What is being asked:
Repeat the records exactly, so that each line matches the original.

┌──

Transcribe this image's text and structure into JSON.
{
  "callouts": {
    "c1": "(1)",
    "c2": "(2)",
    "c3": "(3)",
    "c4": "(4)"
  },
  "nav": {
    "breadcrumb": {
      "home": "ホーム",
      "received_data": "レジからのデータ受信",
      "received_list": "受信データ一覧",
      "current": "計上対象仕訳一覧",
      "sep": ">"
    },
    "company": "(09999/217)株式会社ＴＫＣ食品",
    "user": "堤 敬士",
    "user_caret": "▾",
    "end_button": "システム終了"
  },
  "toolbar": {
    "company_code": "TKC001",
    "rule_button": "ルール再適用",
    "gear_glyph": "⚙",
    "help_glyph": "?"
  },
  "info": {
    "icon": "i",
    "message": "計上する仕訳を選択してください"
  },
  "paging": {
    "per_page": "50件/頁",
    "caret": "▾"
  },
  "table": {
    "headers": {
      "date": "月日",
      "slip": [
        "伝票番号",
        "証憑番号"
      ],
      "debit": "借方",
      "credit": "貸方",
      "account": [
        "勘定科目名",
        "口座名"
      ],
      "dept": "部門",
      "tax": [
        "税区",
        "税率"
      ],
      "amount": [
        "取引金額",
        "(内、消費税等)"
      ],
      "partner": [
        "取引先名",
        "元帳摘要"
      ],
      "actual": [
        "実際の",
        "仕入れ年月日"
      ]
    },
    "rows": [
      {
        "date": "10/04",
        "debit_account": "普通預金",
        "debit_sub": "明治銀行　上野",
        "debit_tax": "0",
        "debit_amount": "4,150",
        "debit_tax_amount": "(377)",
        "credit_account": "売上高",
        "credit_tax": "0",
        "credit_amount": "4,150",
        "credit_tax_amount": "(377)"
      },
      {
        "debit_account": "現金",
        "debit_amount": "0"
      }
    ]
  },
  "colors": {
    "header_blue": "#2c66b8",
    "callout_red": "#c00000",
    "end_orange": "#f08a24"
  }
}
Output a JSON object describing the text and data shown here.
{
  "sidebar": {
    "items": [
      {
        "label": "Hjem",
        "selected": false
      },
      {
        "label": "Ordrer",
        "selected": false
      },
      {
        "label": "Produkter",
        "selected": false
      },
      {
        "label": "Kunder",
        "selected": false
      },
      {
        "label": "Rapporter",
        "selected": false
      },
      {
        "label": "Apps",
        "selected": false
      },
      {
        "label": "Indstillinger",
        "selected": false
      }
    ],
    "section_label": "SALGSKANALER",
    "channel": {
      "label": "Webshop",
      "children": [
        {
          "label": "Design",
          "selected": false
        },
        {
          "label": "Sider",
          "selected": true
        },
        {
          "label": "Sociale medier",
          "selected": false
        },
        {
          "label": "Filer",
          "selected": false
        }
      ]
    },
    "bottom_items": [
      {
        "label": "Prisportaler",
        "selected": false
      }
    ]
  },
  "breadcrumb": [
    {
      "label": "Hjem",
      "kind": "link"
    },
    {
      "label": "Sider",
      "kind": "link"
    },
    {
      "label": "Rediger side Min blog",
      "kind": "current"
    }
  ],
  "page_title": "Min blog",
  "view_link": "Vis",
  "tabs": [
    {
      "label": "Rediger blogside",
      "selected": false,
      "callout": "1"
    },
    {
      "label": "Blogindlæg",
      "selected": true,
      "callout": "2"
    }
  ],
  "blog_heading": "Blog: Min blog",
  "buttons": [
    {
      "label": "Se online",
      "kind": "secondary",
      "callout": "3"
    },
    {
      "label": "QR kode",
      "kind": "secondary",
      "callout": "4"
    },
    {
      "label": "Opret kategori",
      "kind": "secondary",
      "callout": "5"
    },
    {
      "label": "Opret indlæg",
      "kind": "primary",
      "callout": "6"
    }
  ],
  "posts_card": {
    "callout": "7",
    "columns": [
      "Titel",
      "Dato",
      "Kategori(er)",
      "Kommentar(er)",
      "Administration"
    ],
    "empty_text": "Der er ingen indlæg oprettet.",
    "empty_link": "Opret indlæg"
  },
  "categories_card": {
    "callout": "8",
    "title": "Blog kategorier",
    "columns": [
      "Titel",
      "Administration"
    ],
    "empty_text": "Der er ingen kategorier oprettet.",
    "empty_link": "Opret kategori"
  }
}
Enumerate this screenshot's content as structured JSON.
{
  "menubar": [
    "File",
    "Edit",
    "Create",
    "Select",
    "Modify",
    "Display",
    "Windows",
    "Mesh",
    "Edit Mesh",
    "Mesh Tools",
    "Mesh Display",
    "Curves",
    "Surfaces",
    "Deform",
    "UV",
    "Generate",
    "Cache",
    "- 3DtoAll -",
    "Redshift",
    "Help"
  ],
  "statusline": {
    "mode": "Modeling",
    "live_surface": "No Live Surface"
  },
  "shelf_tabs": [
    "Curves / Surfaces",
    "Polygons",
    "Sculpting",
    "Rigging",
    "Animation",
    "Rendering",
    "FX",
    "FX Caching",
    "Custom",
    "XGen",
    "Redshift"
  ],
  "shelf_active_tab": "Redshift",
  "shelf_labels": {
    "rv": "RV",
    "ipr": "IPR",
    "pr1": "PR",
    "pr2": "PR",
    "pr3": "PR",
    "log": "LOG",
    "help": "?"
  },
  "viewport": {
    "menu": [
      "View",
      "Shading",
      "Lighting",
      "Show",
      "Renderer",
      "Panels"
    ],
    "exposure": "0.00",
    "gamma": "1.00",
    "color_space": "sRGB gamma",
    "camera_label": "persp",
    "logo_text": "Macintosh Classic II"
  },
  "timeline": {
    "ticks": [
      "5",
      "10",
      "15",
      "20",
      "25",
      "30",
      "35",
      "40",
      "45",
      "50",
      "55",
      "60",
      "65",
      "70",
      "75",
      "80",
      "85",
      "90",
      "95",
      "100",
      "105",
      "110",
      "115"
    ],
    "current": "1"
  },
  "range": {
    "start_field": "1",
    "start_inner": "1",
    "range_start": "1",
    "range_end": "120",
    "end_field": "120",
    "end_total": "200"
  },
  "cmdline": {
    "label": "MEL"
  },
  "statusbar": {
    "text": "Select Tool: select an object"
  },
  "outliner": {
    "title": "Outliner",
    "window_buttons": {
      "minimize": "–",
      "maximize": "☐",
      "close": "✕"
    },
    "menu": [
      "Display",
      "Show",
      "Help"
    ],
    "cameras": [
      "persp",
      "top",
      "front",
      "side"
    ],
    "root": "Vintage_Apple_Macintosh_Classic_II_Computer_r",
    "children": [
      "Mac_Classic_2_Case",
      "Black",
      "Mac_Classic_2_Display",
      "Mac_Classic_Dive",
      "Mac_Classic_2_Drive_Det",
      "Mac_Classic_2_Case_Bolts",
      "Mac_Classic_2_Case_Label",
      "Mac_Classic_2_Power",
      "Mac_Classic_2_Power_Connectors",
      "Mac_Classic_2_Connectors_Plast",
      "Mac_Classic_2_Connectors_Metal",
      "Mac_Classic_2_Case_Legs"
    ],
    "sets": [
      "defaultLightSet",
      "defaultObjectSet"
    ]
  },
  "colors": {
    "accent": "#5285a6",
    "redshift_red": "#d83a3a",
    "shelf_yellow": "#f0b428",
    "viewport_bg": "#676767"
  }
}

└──

Task response:
Transcribe this image's text and structure into JSON.
{
  "callouts": {
    "c1": "(1)",
    "c2": "(2)",
    "c3": "(3)",
    "c4": "(4)"
  },
  "nav": {
    "breadcrumb": {
      "home": "ホーム",
      "received_data": "レジからのデータ受信",
      "received_list": "受信データ一覧",
      "current": "計上対象仕訳一覧",
      "sep": ">"
    },
    "company": "(09999/217)株式会社ＴＫＣ食品",
    "user": "堤 敬士",
    "user_caret": "▾",
    "end_button": "システム終了"
  },
  "toolbar": {
    "company_code": "TKC001",
    "rule_button": "ルール再適用",
    "gear_glyph": "⚙",
    "help_glyph": "?"
  },
  "info": {
    "icon": "i",
    "message": "計上する仕訳を選択してください"
  },
  "paging": {
    "per_page": "50件/頁",
    "caret": "▾"
  },
  "table": {
    "headers": {
      "date": "月日",
      "slip": [
        "伝票番号",
        "証憑番号"
      ],
      "debit": "借方",
      "credit": "貸方",
      "account": [
        "勘定科目名",
        "口座名"
      ],
      "dept": "部門",
      "tax": [
        "税区",
        "税率"
      ],
      "amount": [
        "取引金額",
        "(内、消費税等)"
      ],
      "partner": [
        "取引先名",
        "元帳摘要"
      ],
      "actual": [
        "実際の",
        "仕入れ年月日"
      ]
    },
    "rows": [
      {
        "date": "10/04",
        "debit_account": "普通預金",
        "debit_sub": "明治銀行　上野",
        "debit_tax": "0",
        "debit_amount": "4,150",
        "debit_tax_amount": "(377)",
        "credit_account": "売上高",
        "credit_tax": "0",
        "credit_amount": "4,150",
        "credit_tax_amount": "(377)"
      },
      {
        "debit_account": "現金",
        "debit_amount": "0"
      }
    ]
  },
  "colors": {
    "header_blue": "#2c66b8",
    "callout_red": "#c00000",
    "end_orange": "#f08a24"
  }
}
Output a JSON object describing the text and data shown here.
{
  "sidebar": {
    "items": [
      {
        "label": "Hjem",
        "selected": false
      },
      {
        "label": "Ordrer",
        "selected": false
      },
      {
        "label": "Produkter",
        "selected": false
      },
      {
        "label": "Kunder",
        "selected": false
      },
      {
        "label": "Rapporter",
        "selected": false
      },
      {
        "label": "Apps",
        "selected": false
      },
      {
        "label": "Indstillinger",
        "selected": false
      }
    ],
    "section_label": "SALGSKANALER",
    "channel": {
      "label": "Webshop",
      "children": [
        {
          "label": "Design",
          "selected": false
        },
        {
          "label": "Sider",
          "selected": true
        },
        {
          "label": "Sociale medier",
          "selected": false
        },
        {
          "label": "Filer",
          "selected": false
        }
      ]
    },
    "bottom_items": [
      {
        "label": "Prisportaler",
        "selected": false
      }
    ]
  },
  "breadcrumb": [
    {
      "label": "Hjem",
      "kind": "link"
    },
    {
      "label": "Sider",
      "kind": "link"
    },
    {
      "label": "Rediger side Min blog",
      "kind": "current"
    }
  ],
  "page_title": "Min blog",
  "view_link": "Vis",
  "tabs": [
    {
      "label": "Rediger blogside",
      "selected": false,
      "callout": "1"
    },
    {
      "label": "Blogindlæg",
      "selected": true,
      "callout": "2"
    }
  ],
  "blog_heading": "Blog: Min blog",
  "buttons": [
    {
      "label": "Se online",
      "kind": "secondary",
      "callout": "3"
    },
    {
      "label": "QR kode",
      "kind": "secondary",
      "callout": "4"
    },
    {
      "label": "Opret kategori",
      "kind": "secondary",
      "callout": "5"
    },
    {
      "label": "Opret indlæg",
      "kind": "primary",
      "callout": "6"
    }
  ],
  "posts_card": {
    "callout": "7",
    "columns": [
      "Titel",
      "Dato",
      "Kategori(er)",
      "Kommentar(er)",
      "Administration"
    ],
    "empty_text": "Der er ingen indlæg oprettet.",
    "empty_link": "Opret indlæg"
  },
  "categories_card": {
    "callout": "8",
    "title": "Blog kategorier",
    "columns": [
      "Titel",
      "Administration"
    ],
    "empty_text": "Der er ingen kategorier oprettet.",
    "empty_link": "Opret kategori"
  }
}
Enumerate this screenshot's content as structured JSON.
{
  "menubar": [
    "File",
    "Edit",
    "Create",
    "Select",
    "Modify",
    "Display",
    "Windows",
    "Mesh",
    "Edit Mesh",
    "Mesh Tools",
    "Mesh Display",
    "Curves",
    "Surfaces",
    "Deform",
    "UV",
    "Generate",
    "Cache",
    "- 3DtoAll -",
    "Redshift",
    "Help"
  ],
  "statusline": {
    "mode": "Modeling",
    "live_surface": "No Live Surface"
  },
  "shelf_tabs": [
    "Curves / Surfaces",
    "Polygons",
    "Sculpting",
    "Rigging",
    "Animation",
    "Rendering",
    "FX",
    "FX Caching",
    "Custom",
    "XGen",
    "Redshift"
  ],
  "shelf_active_tab": "Redshift",
  "shelf_labels": {
    "rv": "RV",
    "ipr": "IPR",
    "pr1": "PR",
    "pr2": "PR",
    "pr3": "PR",
    "log": "LOG",
    "help": "?"
  },
  "viewport": {
    "menu": [
      "View",
      "Shading",
      "Lighting",
      "Show",
      "Renderer",
      "Panels"
    ],
    "exposure": "0.00",
    "gamma": "1.00",
    "color_space": "sRGB gamma",
    "camera_label": "persp",
    "logo_text": "Macintosh Classic II"
  },
  "timeline": {
    "ticks": [
      "5",
      "10",
      "15",
      "20",
      "25",
      "30",
      "35",
      "40",
      "45",
      "50",
      "55",
      "60",
      "65",
      "70",
      "75",
      "80",
      "85",
      "90",
      "95",
      "100",
      "105",
      "110",
      "115"
    ],
    "current": "1"
  },
  "range": {
    "start_field": "1",
    "start_inner": "1",
    "range_start": "1",
    "range_end": "120",
    "end_field": "120",
    "end_total": "200"
  },
  "cmdline": {
    "label": "MEL"
  },
  "statusbar": {
    "text": "Select Tool: select an object"
  },
  "outliner": {
    "title": "Outliner",
    "window_buttons": {
      "minimize": "–",
      "maximize": "☐",
      "close": "✕"
    },
    "menu": [
      "Display",
      "Show",
      "Help"
    ],
    "cameras": [
      "persp",
      "top",
      "front",
      "side"
    ],
    "root": "Vintage_Apple_Macintosh_Classic_II_Computer_r",
    "children": [
      "Mac_Classic_2_Case",
      "Black",
      "Mac_Classic_2_Display",
      "Mac_Classic_Dive",
      "Mac_Classic_2_Drive_Det",
      "Mac_Classic_2_Case_Bolts",
      "Mac_Classic_2_Case_Label",
      "Mac_Classic_2_Power",
      "Mac_Classic_2_Power_Connectors",
      "Mac_Classic_2_Connectors_Plast",
      "Mac_Classic_2_Connectors_Metal",
      "Mac_Classic_2_Case_Legs"
    ],
    "sets": [
      "defaultLightSet",
      "defaultObjectSet"
    ]
  },
  "colors": {
    "accent": "#5285a6",
    "redshift_red": "#d83a3a",
    "shelf_yellow": "#f0b428",
    "viewport_bg": "#676767"
  }
}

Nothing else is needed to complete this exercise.